### [WHAT IS EXPECTED]
Each line of the data should be repeated precisely.

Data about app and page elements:
----------------

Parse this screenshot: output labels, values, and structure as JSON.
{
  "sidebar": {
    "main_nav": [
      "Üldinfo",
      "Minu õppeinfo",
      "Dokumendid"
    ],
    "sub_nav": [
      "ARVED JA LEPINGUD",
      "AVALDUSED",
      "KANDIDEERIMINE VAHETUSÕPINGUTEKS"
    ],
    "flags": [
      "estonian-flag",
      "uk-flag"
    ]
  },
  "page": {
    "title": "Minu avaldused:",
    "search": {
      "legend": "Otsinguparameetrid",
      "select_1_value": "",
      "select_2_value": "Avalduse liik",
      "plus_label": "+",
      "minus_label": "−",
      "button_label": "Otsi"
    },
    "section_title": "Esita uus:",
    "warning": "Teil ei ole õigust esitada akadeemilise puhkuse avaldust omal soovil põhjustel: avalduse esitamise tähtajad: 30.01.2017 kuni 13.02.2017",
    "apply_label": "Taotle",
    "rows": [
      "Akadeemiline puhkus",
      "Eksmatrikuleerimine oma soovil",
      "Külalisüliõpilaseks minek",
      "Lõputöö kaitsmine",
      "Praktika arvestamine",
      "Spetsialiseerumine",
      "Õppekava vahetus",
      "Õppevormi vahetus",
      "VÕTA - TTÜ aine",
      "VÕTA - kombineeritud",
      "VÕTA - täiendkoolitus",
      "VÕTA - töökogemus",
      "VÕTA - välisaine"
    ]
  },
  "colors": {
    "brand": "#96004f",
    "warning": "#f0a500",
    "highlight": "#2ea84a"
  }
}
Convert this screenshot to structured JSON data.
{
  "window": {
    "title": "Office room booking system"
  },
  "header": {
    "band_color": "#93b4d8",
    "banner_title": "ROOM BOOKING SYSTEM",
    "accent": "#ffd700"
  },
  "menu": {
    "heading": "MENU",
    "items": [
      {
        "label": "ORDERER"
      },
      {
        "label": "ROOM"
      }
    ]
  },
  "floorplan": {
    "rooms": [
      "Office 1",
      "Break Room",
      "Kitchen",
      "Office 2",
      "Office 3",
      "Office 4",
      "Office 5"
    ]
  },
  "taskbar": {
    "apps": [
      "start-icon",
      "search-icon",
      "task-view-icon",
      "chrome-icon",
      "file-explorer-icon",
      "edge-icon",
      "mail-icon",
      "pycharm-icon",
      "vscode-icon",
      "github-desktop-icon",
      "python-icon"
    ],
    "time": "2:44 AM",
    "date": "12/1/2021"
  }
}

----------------

### [EXERCISE RESULT]
Parse this screenshot: output labels, values, and structure as JSON.
{
  "sidebar": {
    "main_nav": [
      "Üldinfo",
      "Minu õppeinfo",
      "Dokumendid"
    ],
    "sub_nav": [
      "ARVED JA LEPINGUD",
      "AVALDUSED",
      "KANDIDEERIMINE VAHETUSÕPINGUTEKS"
    ],
    "flags": [
      "estonian-flag",
      "uk-flag"
    ]
  },
  "page": {
    "title": "Minu avaldused:",
    "search": {
      "legend": "Otsinguparameetrid",
      "select_1_value": "",
      "select_2_value": "Avalduse liik",
      "plus_label": "+",
      "minus_label": "−",
      "button_label": "Otsi"
    },
    "section_title": "Esita uus:",
    "warning": "Teil ei ole õigust esitada akadeemilise puhkuse avaldust omal soovil põhjustel: avalduse esitamise tähtajad: 30.01.2017 kuni 13.02.2017",
    "apply_label": "Taotle",
    "rows": [
      "Akadeemiline puhkus",
      "Eksmatrikuleerimine oma soovil",
      "Külalisüliõpilaseks minek",
      "Lõputöö kaitsmine",
      "Praktika arvestamine",
      "Spetsialiseerumine",
      "Õppekava vahetus",
      "Õppevormi vahetus",
      "VÕTA - TTÜ aine",
      "VÕTA - kombineeritud",
      "VÕTA - täiendkoolitus",
      "VÕTA - töökogemus",
      "VÕTA - välisaine"
    ]
  },
  "colors": {
    "brand": "#96004f",
    "warning": "#f0a500",
    "highlight": "#2ea84a"
  }
}
Convert this screenshot to structured JSON data.
{
  "window": {
    "title": "Office room booking system"
  },
  "header": {
    "band_color": "#93b4d8",
    "banner_title": "ROOM BOOKING SYSTEM",
    "accent": "#ffd700"
  },
  "menu": {
    "heading": "MENU",
    "items": [
      {
        "label": "ORDERER"
      },
      {
        "label": "ROOM"
      }
    ]
  },
  "floorplan": {
    "rooms": [
      "Office 1",
      "Break Room",
      "Kitchen",
      "Office 2",
      "Office 3",
      "Office 4",
      "Office 5"
    ]
  },
  "taskbar": {
    "apps": [
      "start-icon",
      "search-icon",
      "task-view-icon",
      "chrome-icon",
      "file-explorer-icon",
      "edge-icon",
      "mail-icon",
      "pycharm-icon",
      "vscode-icon",
      "github-desktop-icon",
      "python-icon"
    ],
    "time": "2:44 AM",
    "date": "12/1/2021"
  }
}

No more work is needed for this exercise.